**Web page and app entries**
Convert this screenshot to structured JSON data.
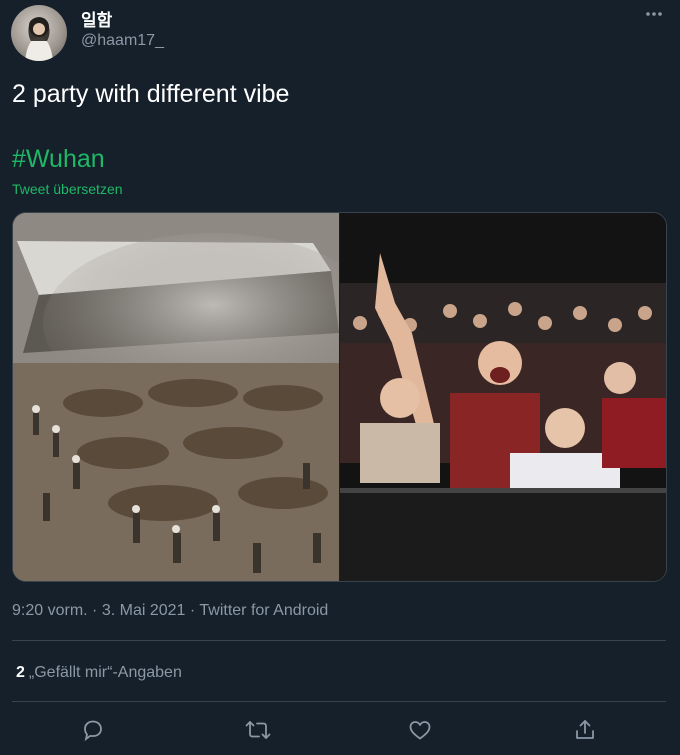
{
  "tweet": {
    "display_name": "일함",
    "handle": "@haam17_",
    "text": "2 party with different vibe",
    "hashtag": "#Wuhan",
    "translate_label": "Tweet übersetzen",
    "time": "9:20 vorm.",
    "date": "3. Mai 2021",
    "source": "Twitter for Android",
    "separator": "·",
    "likes_count": "2",
    "likes_label": "„Gefällt mir“-Angaben"
  },
  "icons": {
    "more": "more-icon",
    "reply": "reply-icon",
    "retweet": "retweet-icon",
    "like": "like-icon",
    "share": "share-icon"
  },
  "colors": {
    "background": "#15202b",
    "secondary_text": "#8b98a5",
    "accent": "#1fb866",
    "divider": "#38444d"
  }
}
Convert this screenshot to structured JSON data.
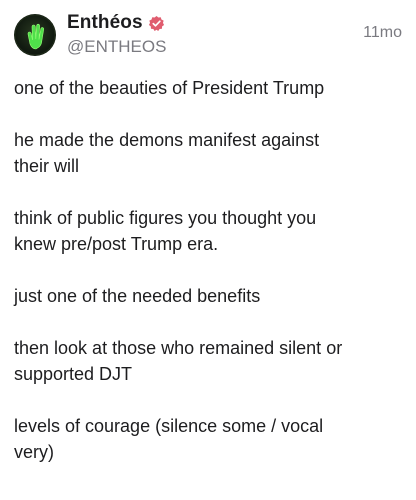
{
  "post": {
    "author": {
      "display_name": "Enthéos",
      "handle": "@ENTHEOS",
      "verified": true,
      "avatar_icon": "green-hand-avatar-icon",
      "verified_icon": "verified-badge-icon",
      "verified_color": "#e05d6f"
    },
    "timestamp": "11mo",
    "paragraphs": [
      "one of the beauties of President Trump",
      "he made the demons manifest against\ntheir will",
      "think of public figures you thought you\nknew pre/post Trump era.",
      "just one of the needed benefits",
      "then look at those who remained silent or\nsupported DJT",
      "levels of courage (silence some / vocal\nvery)"
    ]
  }
}
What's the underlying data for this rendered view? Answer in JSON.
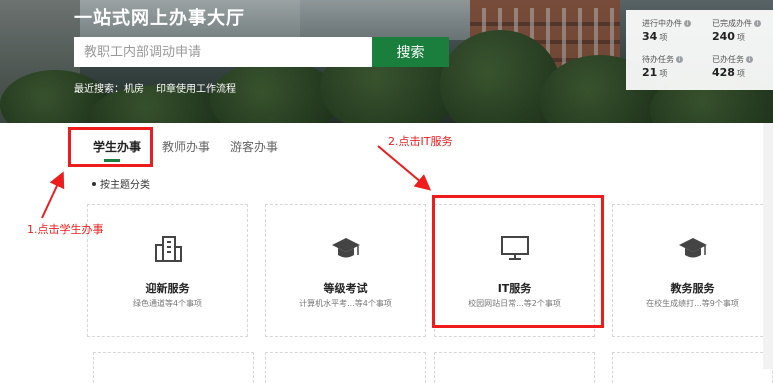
{
  "hero": {
    "title": "一站式网上办事大厅",
    "search_placeholder": "教职工内部调动申请",
    "search_button": "搜索",
    "recent_label": "最近搜索：机房",
    "recent_link": "印章使用工作流程"
  },
  "stats": [
    {
      "label": "进行中办件",
      "value": "34",
      "unit": "项"
    },
    {
      "label": "已完成办件",
      "value": "240",
      "unit": "项"
    },
    {
      "label": "待办任务",
      "value": "21",
      "unit": "项"
    },
    {
      "label": "已办任务",
      "value": "428",
      "unit": "项"
    }
  ],
  "tabs": [
    {
      "label": "学生办事",
      "active": true
    },
    {
      "label": "教师办事",
      "active": false
    },
    {
      "label": "游客办事",
      "active": false
    }
  ],
  "section_label": "按主题分类",
  "cards": [
    {
      "title": "迎新服务",
      "desc": "绿色通道等4个事项",
      "icon": "building-icon"
    },
    {
      "title": "等级考试",
      "desc": "计算机水平考...等4个事项",
      "icon": "graduation-cap-icon"
    },
    {
      "title": "IT服务",
      "desc": "校园网站日常...等2个事项",
      "icon": "monitor-icon"
    },
    {
      "title": "教务服务",
      "desc": "在校生成绩打...等9个事项",
      "icon": "graduation-cap-icon"
    }
  ],
  "annotations": {
    "step1": "1.点击学生办事",
    "step2": "2.点击IT服务",
    "color": "#ee1c1c"
  },
  "colors": {
    "accent": "#1a7f3c",
    "annotation": "#ee1c1c"
  }
}
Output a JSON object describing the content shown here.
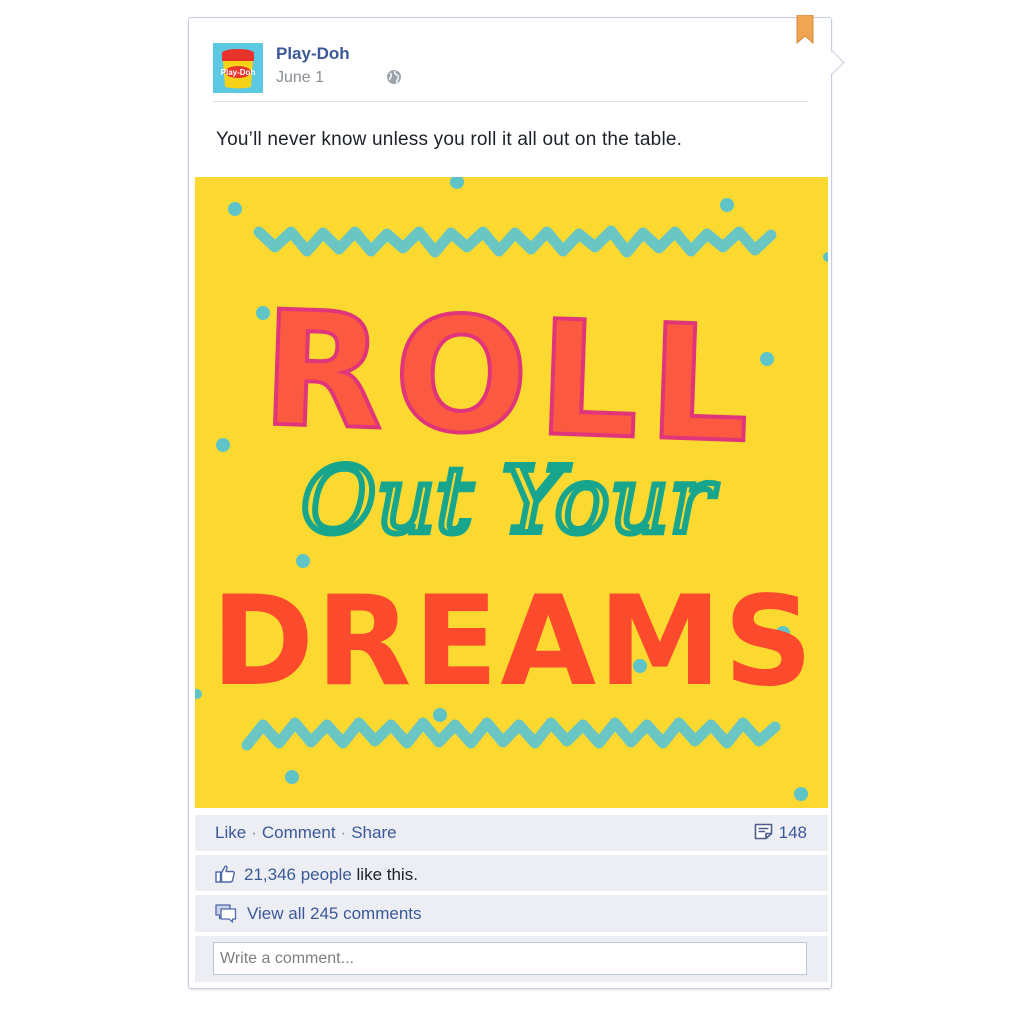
{
  "post": {
    "author": "Play-Doh",
    "date": "June 1",
    "message": "You’ll never know unless you roll it all out on the table.",
    "image": {
      "line1": "ROLL",
      "line2": "Out Your",
      "line3": "DREAMS",
      "avatar_text": "Play-Doh"
    }
  },
  "actions": {
    "like": "Like",
    "comment": "Comment",
    "share": "Share",
    "separator": "·",
    "share_count": "148"
  },
  "likes": {
    "count": "21,346 people",
    "suffix": "like this."
  },
  "comments": {
    "view_all": "View all 245 comments"
  },
  "comment_box": {
    "placeholder": "Write a comment..."
  },
  "colors": {
    "link": "#3b5998",
    "bookmark": "#f0a552",
    "image_background": "#fcd930"
  },
  "icons": [
    "bookmark-icon",
    "globe-icon",
    "share-count-icon",
    "thumbs-up-icon",
    "comment-bubble-icon"
  ]
}
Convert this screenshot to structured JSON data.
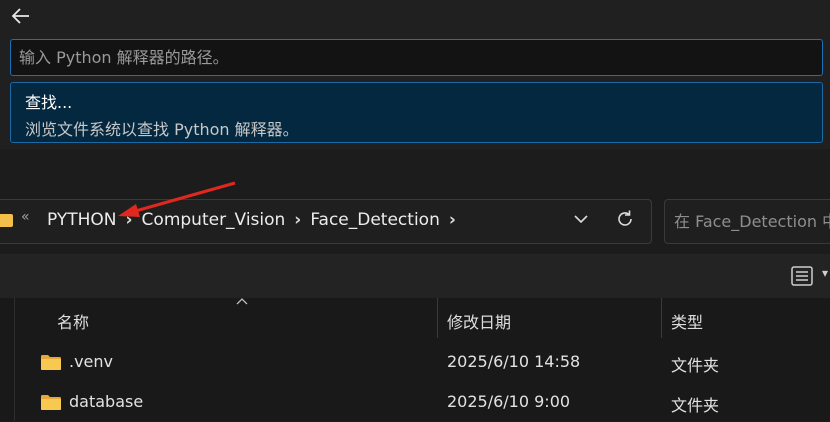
{
  "quick_pick": {
    "input_placeholder": "输入 Python 解释器的路径。",
    "item_title": "查找...",
    "item_description": "浏览文件系统以查找 Python 解释器。"
  },
  "explorer": {
    "breadcrumb_lead": "«",
    "breadcrumbs": [
      "PYTHON",
      "Computer_Vision",
      "Face_Detection"
    ],
    "breadcrumb_separator": "›",
    "search_placeholder": "在 Face_Detection 中",
    "columns": {
      "name": "名称",
      "date": "修改日期",
      "type": "类型"
    },
    "rows": [
      {
        "name": ".venv",
        "date": "2025/6/10 14:58",
        "type": "文件夹"
      },
      {
        "name": "database",
        "date": "2025/6/10 9:00",
        "type": "文件夹"
      }
    ]
  },
  "colors": {
    "accent": "#1a6fb5",
    "folder": "#f2c04a",
    "annotation_arrow": "#e0281e"
  }
}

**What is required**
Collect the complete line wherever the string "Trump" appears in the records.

**Task result**
      "one of the beauties of President Trump",
      "think of public figures you thought you\nknew pre/post Trump era.",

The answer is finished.